If the prospect of a fragmented Indonesia is frightening to Indonesians, it is a nightmare for a region that has prided itself on 25 years of stability. "It's so terrifying I don't even want to contemplate it," said a veteran diplomat from a neighboring country. "I can't imagine it."

Some fear that Balkanization here might also fuel separatist movements in other countries around the region or ignite new ones. Islamic secessionist movements have been waging war in the southern Philippines and in southern Thailand, which is already an arms conduit to Indonesia's Aceh province. There could be a new regional refugee crisis as people try to flee the fighting or are driven from their homes and lands.

Japan must worry about the navigability of the Malacca Strait, a key oil shipping lane along the Sumatra coast that links the Pacific and Indian oceans. An Australian diplomat here expressed fear that an overcrowded and poverty-ridden Java might become a menace to his country, which lies just to the south. The United States too would have to rethink a strategy in which the southern rim of East Asia has been an anchor of stability viewed against the flash points to the north -- the heavily militarized Korean peninsula and the Taiwan Strait.

"It's very incalculable," said Leifer, a Southeast Asia expert. "I would hate to think of what would be the cost in human terms if Indonesia broke up. People who believe in `unity in diversity' would be at each other's throats."

The Indonesian secessionist movements all have different origins. Predominantly Catholic East Timor, for example, has never been considered a truly integrated part of the nation since its annexation in 1976; the Acehnese have a long history of struggle and never fully succumbed to Dutch colonial occupation or Indonesian rule.

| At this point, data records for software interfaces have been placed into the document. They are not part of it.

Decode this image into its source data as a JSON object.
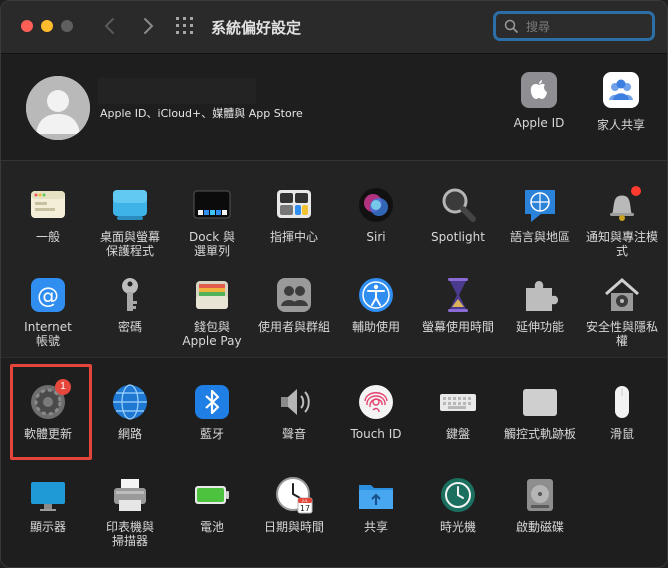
{
  "window": {
    "title": "系統偏好設定"
  },
  "search": {
    "placeholder": "搜尋"
  },
  "account": {
    "subtitle": "Apple ID、iCloud+、媒體與 App Store",
    "top_items": [
      {
        "label": "Apple ID",
        "icon": "apple-id-icon"
      },
      {
        "label": "家人共享",
        "icon": "family-sharing-icon"
      }
    ]
  },
  "panes": {
    "row1": [
      {
        "label": "一般"
      },
      {
        "label": "桌面與螢幕\n保護程式"
      },
      {
        "label": "Dock 與\n選單列"
      },
      {
        "label": "指揮中心"
      },
      {
        "label": "Siri"
      },
      {
        "label": "Spotlight"
      },
      {
        "label": "語言與地區"
      },
      {
        "label": "通知與專注模式"
      }
    ],
    "row2": [
      {
        "label": "Internet\n帳號"
      },
      {
        "label": "密碼"
      },
      {
        "label": "錢包與\nApple Pay"
      },
      {
        "label": "使用者與群組"
      },
      {
        "label": "輔助使用"
      },
      {
        "label": "螢幕使用時間"
      },
      {
        "label": "延伸功能"
      },
      {
        "label": "安全性與隱私權"
      }
    ],
    "row3": [
      {
        "label": "軟體更新",
        "badge": "1"
      },
      {
        "label": "網路"
      },
      {
        "label": "藍牙"
      },
      {
        "label": "聲音"
      },
      {
        "label": "Touch ID"
      },
      {
        "label": "鍵盤"
      },
      {
        "label": "觸控式軌跡板"
      },
      {
        "label": "滑鼠"
      }
    ],
    "row4": [
      {
        "label": "顯示器"
      },
      {
        "label": "印表機與\n掃描器"
      },
      {
        "label": "電池"
      },
      {
        "label": "日期與時間"
      },
      {
        "label": "共享"
      },
      {
        "label": "時光機"
      },
      {
        "label": "啟動磁碟"
      }
    ]
  },
  "date_icon": {
    "month": "JUL",
    "day": "17"
  }
}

What is similar in both cases is that for much of the past three decades these problems have simmered, and the territories' grievances never have been properly addressed. "The . . . government swept under the rug many of the conflicts," said Salim Said, a political scientist and military analyst. "Religious problems, ethnic problems, race problems -- these were not allowed to be discussed. They said this was a harmonious society with no differences, but in reality we had all of them."

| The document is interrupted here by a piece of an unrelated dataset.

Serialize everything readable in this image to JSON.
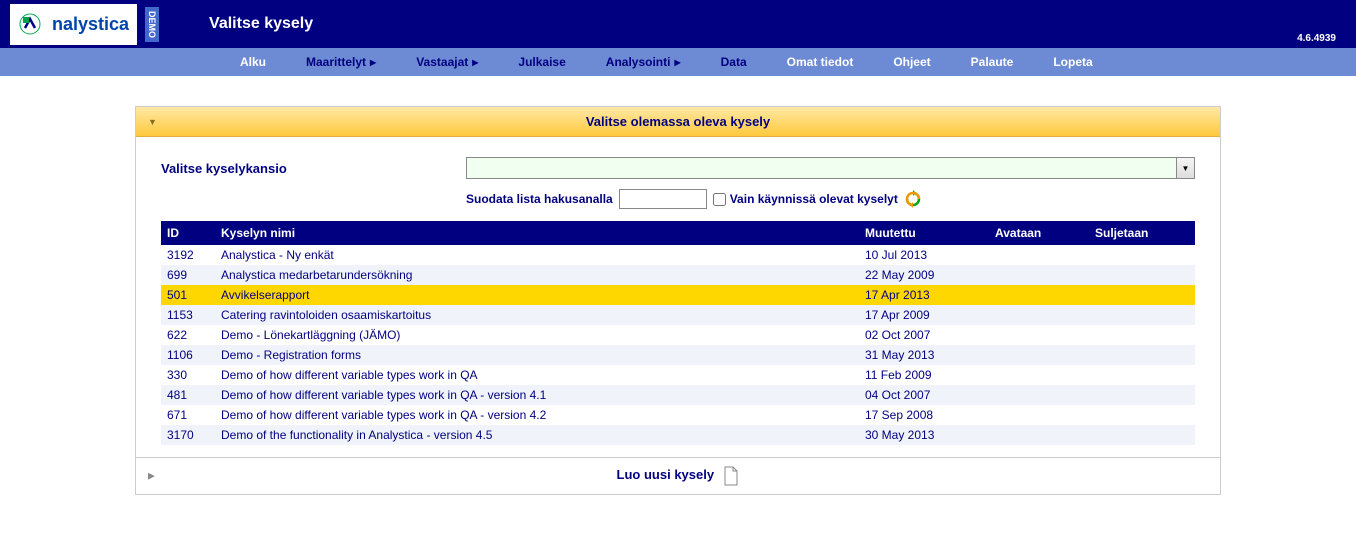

The military has been used to quell local upheavals, but it has often been criticized for its excesses, and repeated reports of human rights abuses have ended up making matters worse.

Many here blame Habibie for the East Timor crisis,thus sparking similar demands in Aceh and Irian Jaya. But Habibie said in an interview in early August that he viewed East Timor as a special case -- and thus suitable for an independence vote -- but that other secessionist movements would be dealt with firmly.

Most analysts believe the only way to maintain Indonesia's unity is by giving broader autonomy to all the provinces. Habibie has proposed just such a sweeping autonomy measure, but his transition government lacks the credibility to follow through, and the politicians who will dominate the new parliament, elected in June, are divided on how far to go.

"The longer we wait to solve these problems, the more likely they will trigger disintegration," said analyst Said. "It really depends on whether we have a credible government that the people trust."

Disparate Archipelago

Although most of Indonesia's 212 million people are Muslims, a sizeable minority is made up of hundreds of ethnic and linguistic groups. The nation has held together for 54 years, but, with East Timor voting for independence, there are fears the archipelago could splinter.

ACEH

Aceh was promised special autonomous status at indpendence in 1975, but Indonesia never followed through.

SULAWESI

Many Sulawesi feel isolated from Jakarta.

IRIAN JAYA

Tribal communities complain they had no say in the 1969 integration into Indonesia and rebels are fighting for independence.

AMBON

Area devestated by recent clashes between Christians and migrant Muslims.

KALIMANTAN

Thousands homeless from fights earlier this year between migrant traders from Madura and indigenous Dayak and Malay peoples.

JAVA

The hub of political and military power and home to 60 percent of the nation's people.

BALI

Predominantly Hindu. Many Balinese complain that most tourism revenue goes to Jakarta.

EAST TIMOR

Predominantly Christian area voted overwhelmingly for independence from Indonesia last month.